* [PROBLEM DETAILS]
Using the listing below, please gather every line containing the word "Auto".

Segment Start: RECORDS TO PROCESS

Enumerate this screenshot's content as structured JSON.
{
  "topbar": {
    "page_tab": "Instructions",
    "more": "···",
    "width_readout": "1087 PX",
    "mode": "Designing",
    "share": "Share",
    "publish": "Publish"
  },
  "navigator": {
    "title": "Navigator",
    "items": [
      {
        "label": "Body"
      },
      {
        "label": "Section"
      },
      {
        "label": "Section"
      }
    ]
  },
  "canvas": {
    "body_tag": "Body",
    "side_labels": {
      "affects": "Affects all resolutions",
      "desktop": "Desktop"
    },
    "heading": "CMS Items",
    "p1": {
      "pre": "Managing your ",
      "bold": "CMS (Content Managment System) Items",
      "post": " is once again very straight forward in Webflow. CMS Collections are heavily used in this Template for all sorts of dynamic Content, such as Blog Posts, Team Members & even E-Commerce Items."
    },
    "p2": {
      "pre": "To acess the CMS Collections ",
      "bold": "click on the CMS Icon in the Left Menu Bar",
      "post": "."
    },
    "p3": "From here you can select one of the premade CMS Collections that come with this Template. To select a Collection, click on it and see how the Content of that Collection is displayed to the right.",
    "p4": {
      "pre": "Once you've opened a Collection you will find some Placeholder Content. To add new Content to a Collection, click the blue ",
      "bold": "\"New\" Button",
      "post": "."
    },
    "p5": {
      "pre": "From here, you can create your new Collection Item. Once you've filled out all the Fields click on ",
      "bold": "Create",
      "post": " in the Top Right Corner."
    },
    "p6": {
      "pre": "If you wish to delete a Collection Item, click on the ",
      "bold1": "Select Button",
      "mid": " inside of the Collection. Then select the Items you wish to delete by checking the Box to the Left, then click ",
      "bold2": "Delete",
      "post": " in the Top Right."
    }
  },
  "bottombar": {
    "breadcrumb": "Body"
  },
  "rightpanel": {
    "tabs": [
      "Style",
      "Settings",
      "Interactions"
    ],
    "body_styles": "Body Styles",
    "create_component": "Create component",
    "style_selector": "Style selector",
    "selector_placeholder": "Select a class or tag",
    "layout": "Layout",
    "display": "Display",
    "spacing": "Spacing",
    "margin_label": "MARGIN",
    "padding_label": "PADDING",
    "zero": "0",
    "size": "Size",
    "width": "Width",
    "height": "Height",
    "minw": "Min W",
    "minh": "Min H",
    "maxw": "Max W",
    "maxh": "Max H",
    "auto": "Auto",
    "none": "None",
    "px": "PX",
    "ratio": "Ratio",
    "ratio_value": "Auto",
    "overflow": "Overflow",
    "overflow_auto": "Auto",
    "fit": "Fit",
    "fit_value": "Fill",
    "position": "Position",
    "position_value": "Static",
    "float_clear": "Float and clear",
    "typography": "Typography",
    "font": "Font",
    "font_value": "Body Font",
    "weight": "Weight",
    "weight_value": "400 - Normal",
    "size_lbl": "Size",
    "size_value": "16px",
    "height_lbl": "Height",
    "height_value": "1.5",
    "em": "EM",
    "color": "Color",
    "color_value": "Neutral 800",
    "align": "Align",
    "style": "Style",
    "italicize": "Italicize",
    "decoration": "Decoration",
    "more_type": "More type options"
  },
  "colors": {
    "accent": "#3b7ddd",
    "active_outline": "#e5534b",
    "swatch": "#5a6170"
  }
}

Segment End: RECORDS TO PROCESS
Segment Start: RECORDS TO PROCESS

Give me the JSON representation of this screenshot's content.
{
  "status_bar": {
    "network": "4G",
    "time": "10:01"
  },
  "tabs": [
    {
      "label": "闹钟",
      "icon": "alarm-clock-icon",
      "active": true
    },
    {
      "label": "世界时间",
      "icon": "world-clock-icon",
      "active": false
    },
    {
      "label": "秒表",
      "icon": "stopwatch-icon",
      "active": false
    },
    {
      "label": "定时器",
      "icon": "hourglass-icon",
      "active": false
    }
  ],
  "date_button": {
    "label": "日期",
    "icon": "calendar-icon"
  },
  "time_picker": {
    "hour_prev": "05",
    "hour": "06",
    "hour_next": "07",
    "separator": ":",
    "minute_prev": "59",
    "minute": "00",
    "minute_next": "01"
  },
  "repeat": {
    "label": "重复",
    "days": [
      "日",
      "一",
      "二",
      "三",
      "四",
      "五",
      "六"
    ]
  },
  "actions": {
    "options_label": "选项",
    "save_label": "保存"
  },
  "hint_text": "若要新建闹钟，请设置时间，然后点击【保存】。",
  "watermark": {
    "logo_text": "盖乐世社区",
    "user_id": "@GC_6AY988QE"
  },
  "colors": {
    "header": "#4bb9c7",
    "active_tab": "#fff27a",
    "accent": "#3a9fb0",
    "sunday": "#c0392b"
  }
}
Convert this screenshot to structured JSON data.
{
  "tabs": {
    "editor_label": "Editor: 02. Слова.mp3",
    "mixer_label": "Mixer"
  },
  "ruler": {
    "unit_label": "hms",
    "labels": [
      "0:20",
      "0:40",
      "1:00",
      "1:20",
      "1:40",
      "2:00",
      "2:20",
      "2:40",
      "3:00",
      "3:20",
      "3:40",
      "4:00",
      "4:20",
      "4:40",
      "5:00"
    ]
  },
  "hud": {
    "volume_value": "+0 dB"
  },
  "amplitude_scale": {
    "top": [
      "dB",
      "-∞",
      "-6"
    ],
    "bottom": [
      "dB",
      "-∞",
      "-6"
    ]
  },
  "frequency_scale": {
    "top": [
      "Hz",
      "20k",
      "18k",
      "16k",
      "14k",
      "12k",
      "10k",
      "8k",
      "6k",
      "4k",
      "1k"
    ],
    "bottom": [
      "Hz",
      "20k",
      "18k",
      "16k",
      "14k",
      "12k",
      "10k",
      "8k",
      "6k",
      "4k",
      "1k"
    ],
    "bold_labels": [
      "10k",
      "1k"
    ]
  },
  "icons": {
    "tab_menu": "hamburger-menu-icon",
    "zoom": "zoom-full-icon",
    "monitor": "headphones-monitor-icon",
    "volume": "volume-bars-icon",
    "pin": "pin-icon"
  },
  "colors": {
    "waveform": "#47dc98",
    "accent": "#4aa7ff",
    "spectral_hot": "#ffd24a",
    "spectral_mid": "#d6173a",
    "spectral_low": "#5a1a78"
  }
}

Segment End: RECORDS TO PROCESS

* [SOLUTION]
    "auto": "Auto",
    "ratio_value": "Auto",
    "overflow_auto": "Auto",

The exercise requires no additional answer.